How Chipotle Morphed Into a Lifestyle Brand – QSR magazine

Early on in Chipotle chief executive officer Brian Niccol’s tenure, he made a comment that took some by surprise. “This brand needs to be leading culture, not reacting to it,” he said in April 2018, less than a month after officially joining.

Niccol went as far to call Chipotle “invisible,” which is an interesting label for a 2,400-unit chain that essentially reinvented a category. But he wasn’t off base, either. Chipotle’s mission was transparent—purpose driven, ingredient forward—and so was its recovery story following 2015’s food-safety crisis. Yet was Chipotle speaking the language of its customers? That’s something Niccol set about addressing.

Last May, Chipotle brought in Tressie Lieberman. The chain’s VP of digital and off-premises spent two years with startup Snap Kitchen as CMO, but clocked close to five with Yum! Brands, holding digital roles at Pizza Hut and Niccol’s former stop, Taco Bell. Lieberman led an incubator at the Mexican giant focused on rapid prototyping, e-commerce, loyalty, and Slackbot ordering. She helped bring Pizza Hut’s first-in-category iPhone app to market.

Notably for the Chipotle move, though, Lieberman nurtured a strategy at Taco Bell that saw the chain transform into a lifestyle icon, especially among youth culture.

It’s to the point now where it’s easy to forget where Taco Bell stood nearly a decade ago. In 2011, it faced a public relations nightmare when a customer filed a lawsuit alleging that the chain’s taco mixture was more filler than beef. The suit was withdrawn, but Taco Bell’s image absorbed a blow.

Niccol was the brand’s marketing innovation chief at the time (he became president in 2013 and CEO in January 2015). During that run, and following the PR flare-up, Taco Bell worked its way into a hip concept that connected with a fresh generation of guests well beyond late-night menu items. That included hiring interns to run social media, devising a taco lens on Snapchat, and pushing Taco Bell’s products through Instagram via user-generated content. It set the stage for some of the offbeat creative you see today, like clothing lines, hotel pop-ups, weddings, and movie-like ads.

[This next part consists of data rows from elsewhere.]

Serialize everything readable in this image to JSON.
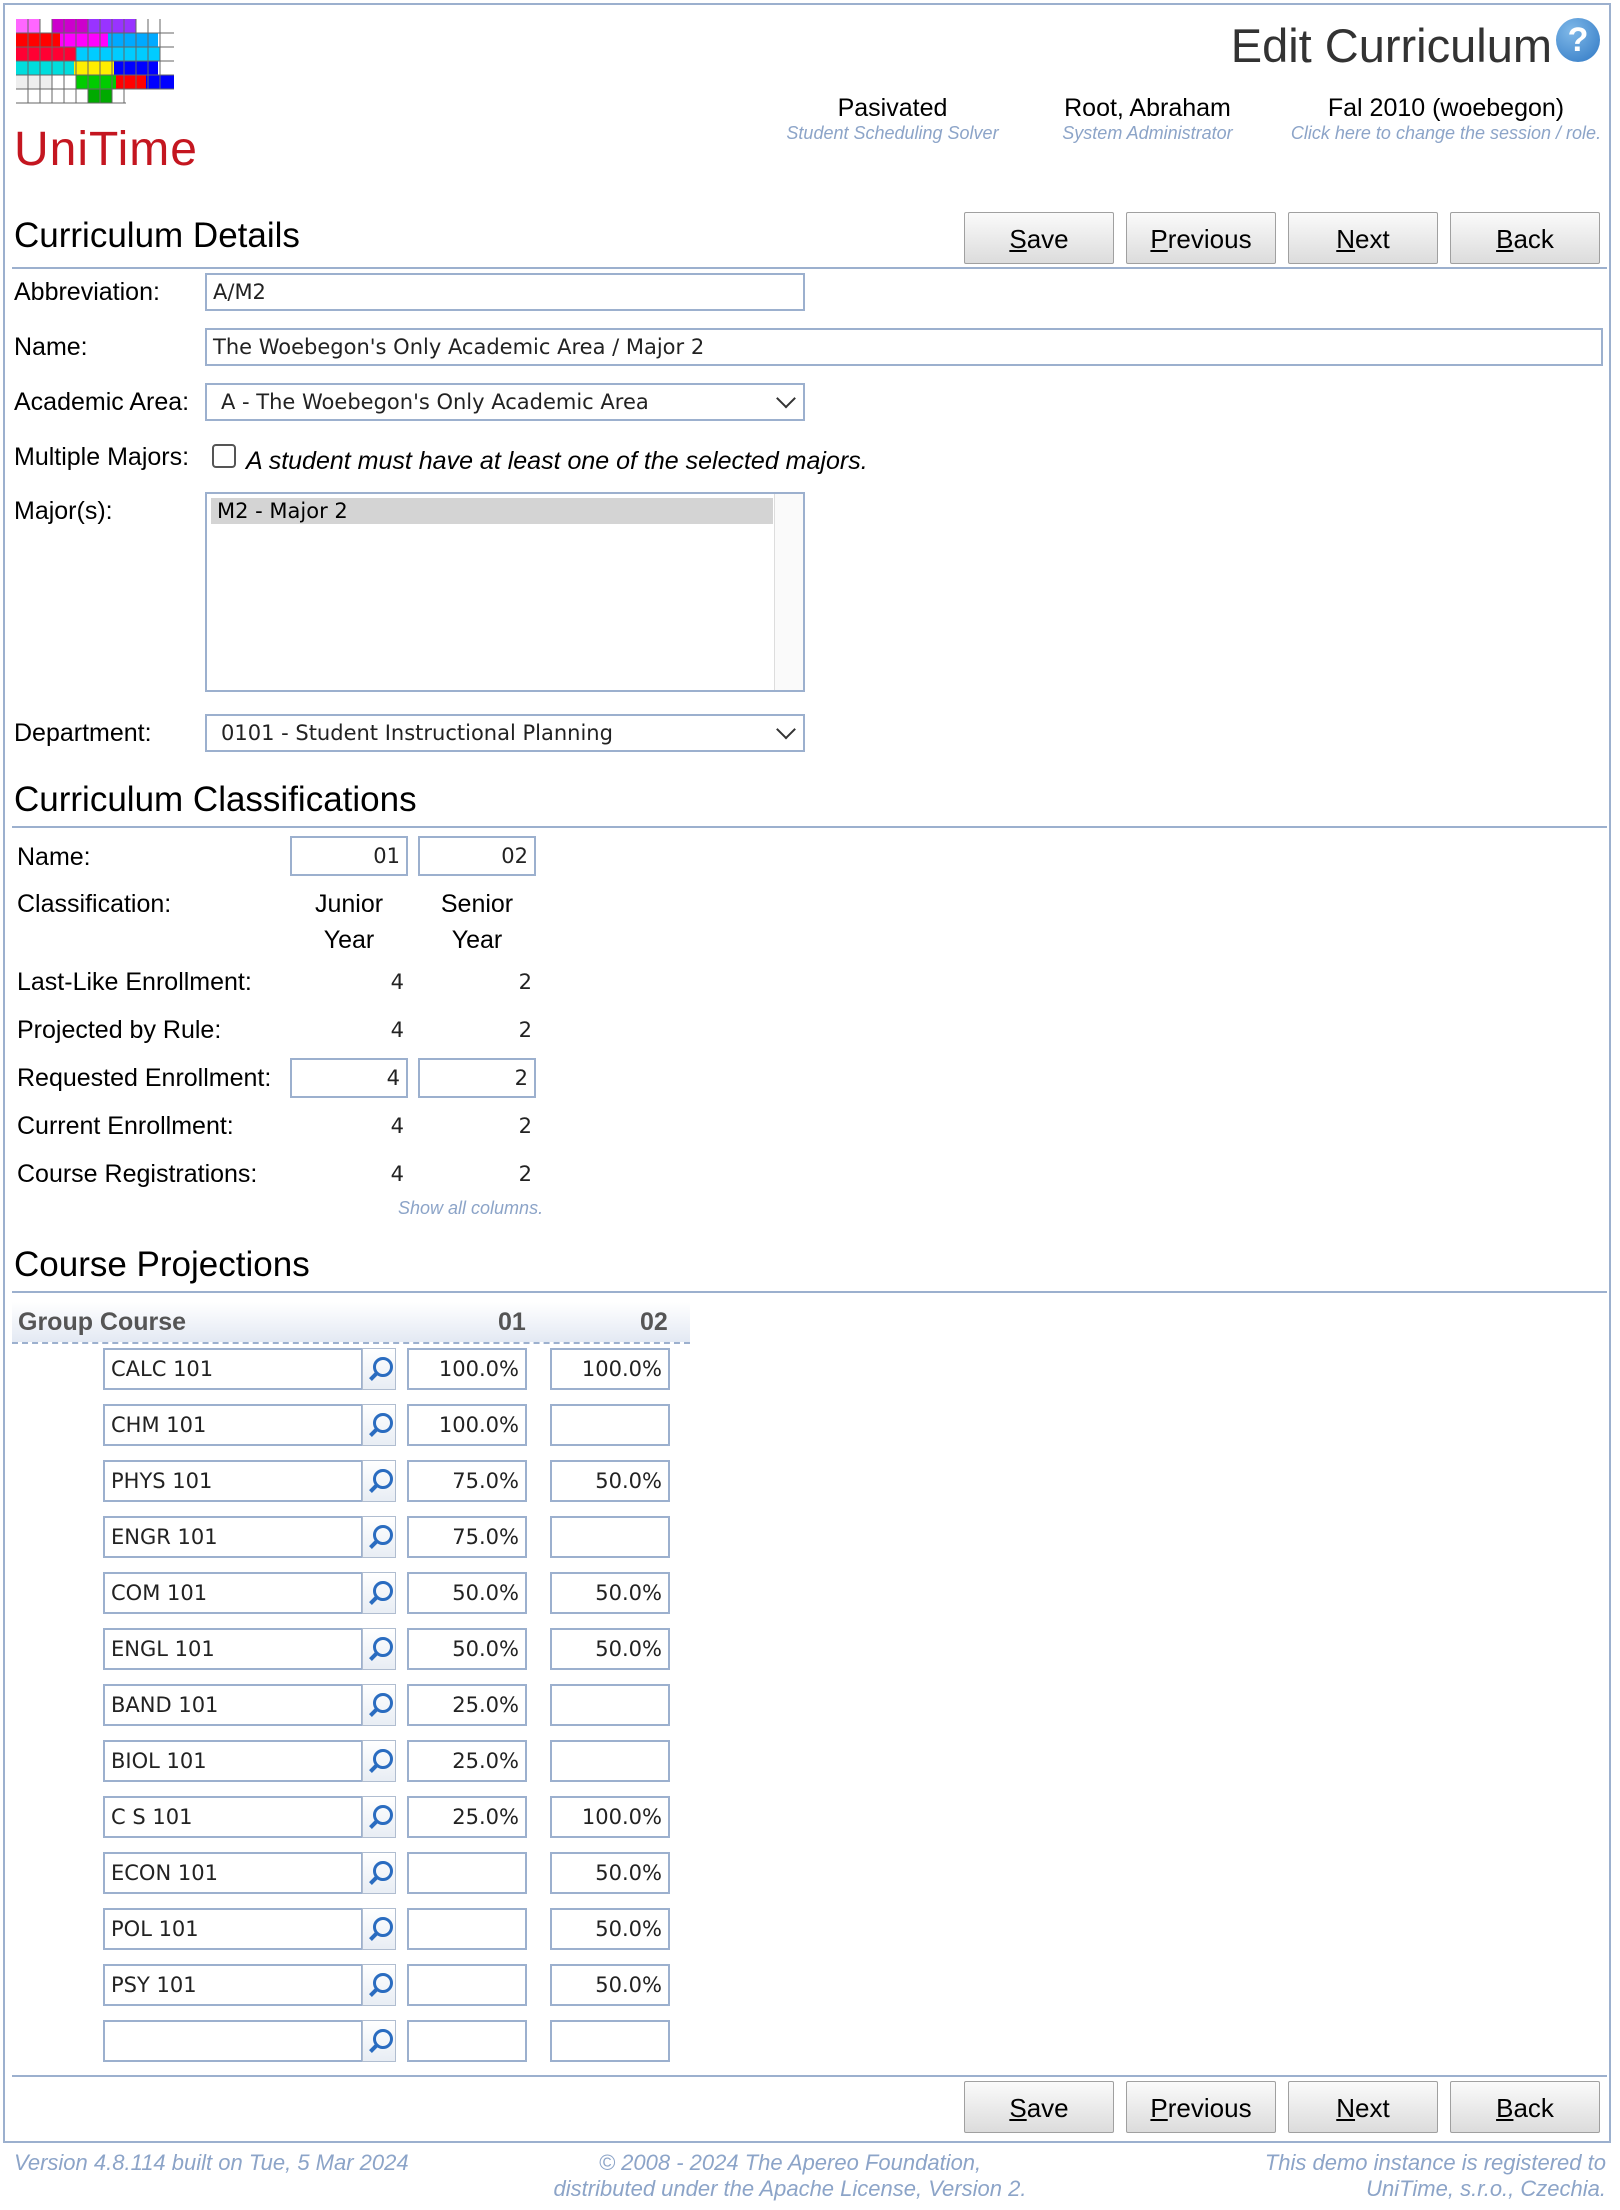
{
  "header": {
    "logo_text": "UniTime",
    "page_title": "Edit Curriculum",
    "help_icon": "question-icon",
    "solver": {
      "main": "Pasivated",
      "sub": "Student Scheduling Solver"
    },
    "user": {
      "main": "Root, Abraham",
      "sub": "System Administrator"
    },
    "session": {
      "main": "Fal 2010 (woebegon)",
      "sub": "Click here to change the session / role."
    }
  },
  "buttons": {
    "save": "ave",
    "save_key": "S",
    "previous": "revious",
    "previous_key": "P",
    "next": "ext",
    "next_key": "N",
    "back": "ack",
    "back_key": "B"
  },
  "details": {
    "title": "Curriculum Details",
    "abbreviation_label": "Abbreviation:",
    "abbreviation_value": "A/M2",
    "name_label": "Name:",
    "name_value": "The Woebegon's Only Academic Area / Major 2",
    "area_label": "Academic Area:",
    "area_value": "A - The Woebegon's Only Academic Area",
    "multiple_majors_label": "Multiple Majors:",
    "multiple_majors_checked": false,
    "multiple_majors_text": "A student must have at least one of the selected majors.",
    "majors_label": "Major(s):",
    "majors_selected": "M2 - Major 2",
    "department_label": "Department:",
    "department_value": "0101 - Student Instructional Planning"
  },
  "classifications": {
    "title": "Curriculum Classifications",
    "labels": {
      "name": "Name:",
      "classification": "Classification:",
      "last_like": "Last-Like Enrollment:",
      "projected": "Projected by Rule:",
      "requested": "Requested Enrollment:",
      "current": "Current Enrollment:",
      "registrations": "Course Registrations:"
    },
    "columns": [
      {
        "name": "01",
        "classification_line1": "Junior",
        "classification_line2": "Year",
        "last_like": "4",
        "projected": "4",
        "requested": "4",
        "current": "4",
        "registrations": "4"
      },
      {
        "name": "02",
        "classification_line1": "Senior",
        "classification_line2": "Year",
        "last_like": "2",
        "projected": "2",
        "requested": "2",
        "current": "2",
        "registrations": "2"
      }
    ],
    "show_all": "Show all columns."
  },
  "projections": {
    "title": "Course Projections",
    "header": {
      "group_course": "Group Course",
      "c1": "01",
      "c2": "02"
    },
    "rows": [
      {
        "course": "CALC 101",
        "c1": "100.0%",
        "c2": "100.0%"
      },
      {
        "course": "CHM 101",
        "c1": "100.0%",
        "c2": ""
      },
      {
        "course": "PHYS 101",
        "c1": "75.0%",
        "c2": "50.0%"
      },
      {
        "course": "ENGR 101",
        "c1": "75.0%",
        "c2": ""
      },
      {
        "course": "COM 101",
        "c1": "50.0%",
        "c2": "50.0%"
      },
      {
        "course": "ENGL 101",
        "c1": "50.0%",
        "c2": "50.0%"
      },
      {
        "course": "BAND 101",
        "c1": "25.0%",
        "c2": ""
      },
      {
        "course": "BIOL 101",
        "c1": "25.0%",
        "c2": ""
      },
      {
        "course": "C S 101",
        "c1": "25.0%",
        "c2": "100.0%"
      },
      {
        "course": "ECON 101",
        "c1": "",
        "c2": "50.0%"
      },
      {
        "course": "POL 101",
        "c1": "",
        "c2": "50.0%"
      },
      {
        "course": "PSY 101",
        "c1": "",
        "c2": "50.0%"
      },
      {
        "course": "",
        "c1": "",
        "c2": ""
      }
    ]
  },
  "footer": {
    "version": "Version 4.8.114 built on Tue, 5 Mar 2024",
    "copyright_line1": "© 2008 - 2024 The Apereo Foundation,",
    "copyright_line2": "distributed under the Apache License, Version 2.",
    "registered_line1": "This demo instance is registered to",
    "registered_line2": "UniTime, s.r.o., Czechia."
  }
}
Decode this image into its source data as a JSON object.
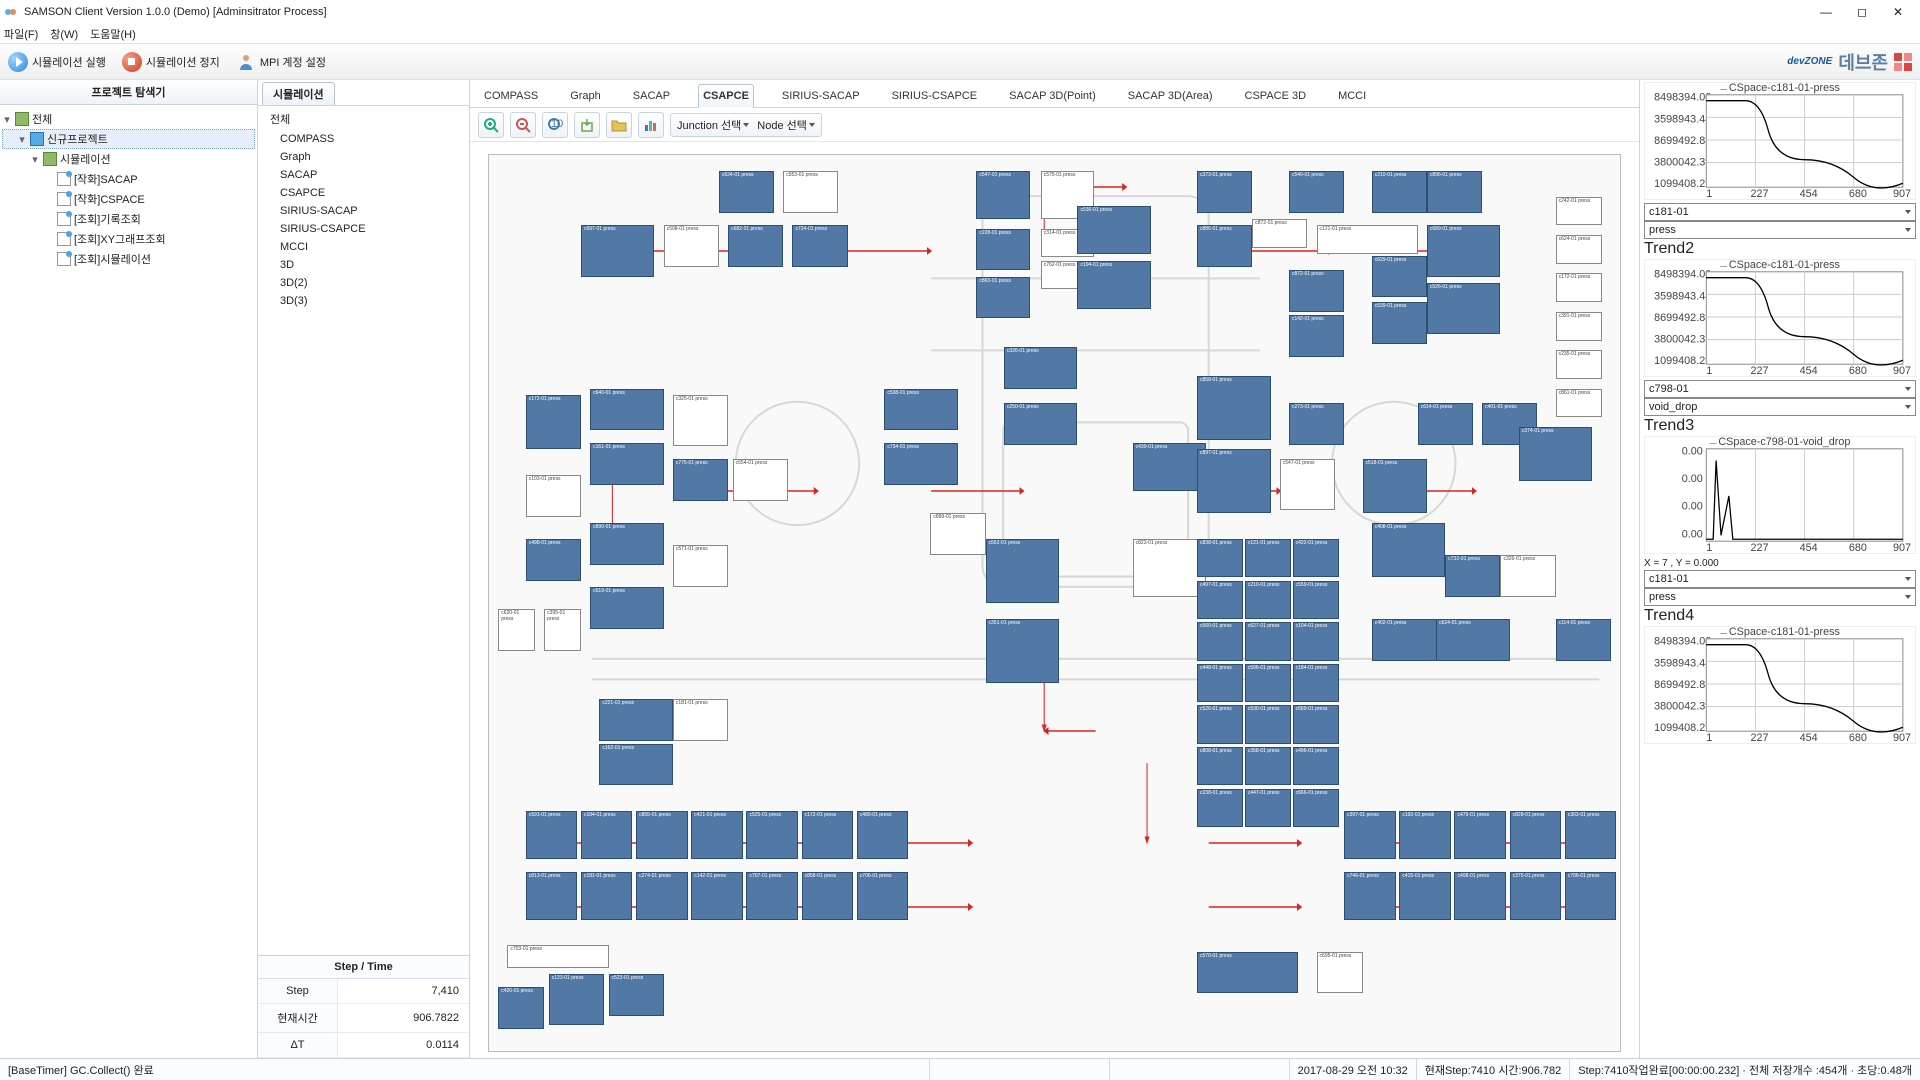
{
  "window": {
    "title": "SAMSON Client Version 1.0.0 (Demo) [Adminsitrator Process]"
  },
  "menu": {
    "file": "파일(F)",
    "window": "창(W)",
    "help": "도움말(H)"
  },
  "toolbar": {
    "run": "시뮬레이션 실행",
    "stop": "시뮬레이션 정지",
    "mpi": "MPI 계정 설정",
    "brand_dev": "devZONE",
    "brand_kr": "데브존"
  },
  "left_panel": {
    "title": "프로젝트 탐색기",
    "root": "전체",
    "project": "신규프로젝트",
    "simulation": "시뮬레이션",
    "items": [
      {
        "label": "[작화]SACAP"
      },
      {
        "label": "[작화]CSPACE"
      },
      {
        "label": "[조회]기록조회"
      },
      {
        "label": "[조회]XY그래프조회"
      },
      {
        "label": "[조회]시뮬레이션"
      }
    ]
  },
  "mid_panel": {
    "tab": "시뮬레이션",
    "list": [
      "전체",
      "COMPASS",
      "Graph",
      "SACAP",
      "CSAPCE",
      "SIRIUS-SACAP",
      "SIRIUS-CSAPCE",
      "MCCI",
      "3D",
      "3D(2)",
      "3D(3)"
    ],
    "steptime_hdr": "Step / Time",
    "rows": [
      {
        "lbl": "Step",
        "val": "7,410"
      },
      {
        "lbl": "현재시간",
        "val": "906.7822"
      },
      {
        "lbl": "ΔT",
        "val": "0.0114"
      }
    ]
  },
  "center": {
    "tabs": [
      "COMPASS",
      "Graph",
      "SACAP",
      "CSAPCE",
      "SIRIUS-SACAP",
      "SIRIUS-CSAPCE",
      "SACAP 3D(Point)",
      "SACAP 3D(Area)",
      "CSPACE 3D",
      "MCCI"
    ],
    "active_idx": 3,
    "sel_junction": "Junction 선택",
    "sel_node": "Node 선택"
  },
  "trends": {
    "t1_legend": "CSpace-c181-01-press",
    "yticks": [
      "8498394.00",
      "3598943.44",
      "8699492.88",
      "3800042.31",
      "1099408.25"
    ],
    "xticks": [
      "1",
      "227",
      "454",
      "680",
      "907"
    ],
    "dd1a": "c181-01",
    "dd1b": "press",
    "h2": "Trend2",
    "t2_legend": "CSpace-c181-01-press",
    "dd2a": "c798-01",
    "dd2b": "void_drop",
    "h3": "Trend3",
    "t3_legend": "CSpace-c798-01-void_drop",
    "t3_yticks": [
      "0.00",
      "0.00",
      "0.00",
      "0.00"
    ],
    "coord": "X = 7 , Y = 0.000",
    "dd3a": "c181-01",
    "dd3b": "press",
    "h4": "Trend4",
    "t4_legend": "CSpace-c181-01-press"
  },
  "chart_data": [
    {
      "type": "line",
      "title": "CSpace-c181-01-press",
      "x": [
        1,
        50,
        120,
        220,
        454,
        680,
        907
      ],
      "y": [
        8498394,
        8498394,
        5500000,
        3598943,
        2800000,
        1500000,
        1099408
      ],
      "xlim": [
        1,
        907
      ],
      "ylim": [
        1099408,
        8498394
      ]
    },
    {
      "type": "line",
      "title": "CSpace-c181-01-press",
      "x": [
        1,
        50,
        120,
        220,
        454,
        680,
        907
      ],
      "y": [
        8498394,
        8498394,
        5500000,
        3598943,
        2800000,
        1500000,
        1099408
      ],
      "xlim": [
        1,
        907
      ],
      "ylim": [
        1099408,
        8498394
      ]
    },
    {
      "type": "line",
      "title": "CSpace-c798-01-void_drop",
      "x": [
        1,
        30,
        40,
        60,
        80,
        907
      ],
      "y": [
        0,
        0.02,
        0.6,
        0.05,
        0,
        0
      ],
      "xlim": [
        1,
        907
      ],
      "ylim": [
        0,
        1
      ]
    },
    {
      "type": "line",
      "title": "CSpace-c181-01-press",
      "x": [
        1,
        50,
        120,
        220,
        454,
        680,
        907
      ],
      "y": [
        8498394,
        8498394,
        5500000,
        3598943,
        2800000,
        1500000,
        1099408
      ],
      "xlim": [
        1,
        907
      ],
      "ylim": [
        1099408,
        8498394
      ]
    }
  ],
  "status": {
    "left": "[BaseTimer] GC.Collect() 완료",
    "time": "2017-08-29 오전 10:32",
    "step": "현재Step:7410 시간:906.782",
    "detail": "Step:7410작업완료[00:00:00.232] · 전체 저장개수 :454개 · 초당:0.48개"
  }
}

Taco Bell become the first brand on Snapchat under Lieberman’s watch and created a petition for the taco emoji. She also spearheaded the chain’s mobile ordering platform and social blackout campaign that surged Taco Bell to a top 20 paid app within its first day of launch.

Now, about a year and a half after joining Chipotle, it’s safe to say the fast casual is far from a cultural bystander.

Like many things at Chipotle, things are moving fast. Delivery launched just about a year ago. Rewards in March. “It’s such early days,” she says. “Never, ever a dull moment.”

As for what Chipotle changed to reroute the narrative, you can really start with tone. Chipotle remains serious about its food and core principles, Lieberman says, but the brand has taken on a lighthearted persona.

“We want to have fun with our customers,” Lieberman says. “That opens up opportunities.”

One example she references is Chipotle’s TikTok challenge. In August, the brand crushed internal records by selling more than 802,000 sides of guacamole for National Avocado Day. Adding fuel to the sales fire was Chipotle’s #GuacDance on TikTok, inspired by Dr. Jean’s viral guac song. It turned into the social platform’s highest performing branded challenge ever to run in the U.S., driving more than 250,000 video submissions using the specific hashtag, resulting in nearly 430 million video starts during a six-day run.

Recommended